where ε0, A and d are 8.8542 × 10-12 F/m, 1 mm2 and 224.29 A, respectively. It should be also noted that the accumulation and inversion region occur in the positive and negative bias voltage, respectively, which is reversed in position of the regions when compared to the conventional MOS capacitor characteristic shown in Fig. 1(b). The reason is because the bias voltage is applied to the semiconductor, P3HT in this work, instead of the insulator as in the conventional MOS capacitor.
In order to investigate the behavior of the P3HT film in the high frequency regime, a CPW on the P3HT film is measured with various bias voltage conditions. The measured results are compared to the CPW on a bare silicon substrate and SiO2 film + silicon substrate as shown in Fig. 8. Since the characteristic impedance of the designed CPWs is 50 Ω, the return loss (S11) of each design is well below 20 dB as shown in Fig. 8(a). In order to analyze the bias dependent characteristics, various bias voltages from -20 V to +20 V are applied to the CPW on P3HT film. It is observed in Fig. 8 (a) that the bias voltages applied to the CPW on P3HT film barely affects the performance of S11. On the other hand, the insertion loss (S21) is affected when +20 V is applied to the CPW on P3HT film as shown in Fig. 8 (b). The performance of S21 clearly demonstrates that when positive bias voltage is applied to the CPW on P3HT film, the insertion loss becomes
worse. The CPW on P3HT film with +20 V is 1.5 dB lossier than the CPW on SiO2 film without P3HT film. The reason is because the P3HT film becomes conductive with positive bias voltage, which is consistent with the measurement results of the thick or thin film MIS capacitor with P3HT.
Figure 9 shows the phase response of the insertion loss. Distinguishing the characteristics among 5 different scenarios is not easy, however, when we extract the effective dielectric constant (εeff) from the phase response of the S21 using the equation (2), it is apparent that with positive bias voltage, the CPW on P3HT film is very dispersive around the low frequency band, which is a well-known characteristic for lossy substrates.

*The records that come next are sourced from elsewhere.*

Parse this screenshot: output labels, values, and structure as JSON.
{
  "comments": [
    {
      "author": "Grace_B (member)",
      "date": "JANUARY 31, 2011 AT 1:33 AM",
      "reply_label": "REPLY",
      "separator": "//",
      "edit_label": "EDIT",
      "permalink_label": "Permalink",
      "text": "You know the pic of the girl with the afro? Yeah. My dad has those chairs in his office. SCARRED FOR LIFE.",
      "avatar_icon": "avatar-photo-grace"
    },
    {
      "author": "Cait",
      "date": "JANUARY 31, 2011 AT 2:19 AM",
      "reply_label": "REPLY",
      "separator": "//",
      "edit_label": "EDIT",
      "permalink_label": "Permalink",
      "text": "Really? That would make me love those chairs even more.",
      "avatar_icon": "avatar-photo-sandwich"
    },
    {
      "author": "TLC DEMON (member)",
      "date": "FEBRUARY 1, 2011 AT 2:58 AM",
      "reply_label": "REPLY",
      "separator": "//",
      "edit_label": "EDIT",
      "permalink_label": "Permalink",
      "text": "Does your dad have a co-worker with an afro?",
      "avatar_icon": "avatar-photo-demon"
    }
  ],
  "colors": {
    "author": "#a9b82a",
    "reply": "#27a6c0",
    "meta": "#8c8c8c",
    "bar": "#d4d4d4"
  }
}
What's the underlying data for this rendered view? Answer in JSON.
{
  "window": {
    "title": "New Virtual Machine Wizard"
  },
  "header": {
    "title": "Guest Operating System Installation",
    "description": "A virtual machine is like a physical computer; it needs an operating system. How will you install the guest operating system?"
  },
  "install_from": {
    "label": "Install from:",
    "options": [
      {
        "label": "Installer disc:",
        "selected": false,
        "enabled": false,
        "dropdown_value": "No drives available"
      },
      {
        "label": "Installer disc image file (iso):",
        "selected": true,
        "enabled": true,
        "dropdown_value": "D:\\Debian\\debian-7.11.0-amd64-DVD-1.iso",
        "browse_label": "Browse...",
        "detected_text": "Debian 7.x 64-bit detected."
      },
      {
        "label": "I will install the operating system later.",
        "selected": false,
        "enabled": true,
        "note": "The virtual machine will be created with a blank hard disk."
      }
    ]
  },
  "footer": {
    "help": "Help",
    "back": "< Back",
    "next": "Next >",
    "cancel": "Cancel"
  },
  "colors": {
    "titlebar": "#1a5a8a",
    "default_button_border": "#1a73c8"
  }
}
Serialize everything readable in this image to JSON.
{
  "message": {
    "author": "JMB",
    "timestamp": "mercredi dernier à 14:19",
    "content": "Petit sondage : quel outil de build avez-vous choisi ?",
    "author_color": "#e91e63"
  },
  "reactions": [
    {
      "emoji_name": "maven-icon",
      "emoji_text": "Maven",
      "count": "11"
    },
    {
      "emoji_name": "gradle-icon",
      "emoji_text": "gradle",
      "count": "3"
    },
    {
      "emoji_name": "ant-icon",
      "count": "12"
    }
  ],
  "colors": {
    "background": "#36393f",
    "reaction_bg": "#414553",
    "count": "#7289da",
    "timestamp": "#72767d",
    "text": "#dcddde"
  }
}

We have characterized the P3HT film with MIS capacitance measurements and high frequency planar transmission line measurements. From the MIS capacitance measurement, the relative dielectric constant of the P3HT film can be extracted and is around 4.4. In this technique, a thin insulator film is required due to the thin P3HT film. High frequency measurements detect the presence of P3HT film on the thick SiO2 insulator film. P3HT film operating in the accumulation mode produces an insertion loss increase by 1.5 dB at 50 GHz. Furthermore, P3HT film operating in the accumulation mode experiences higher dispersion at a low frequency band operation.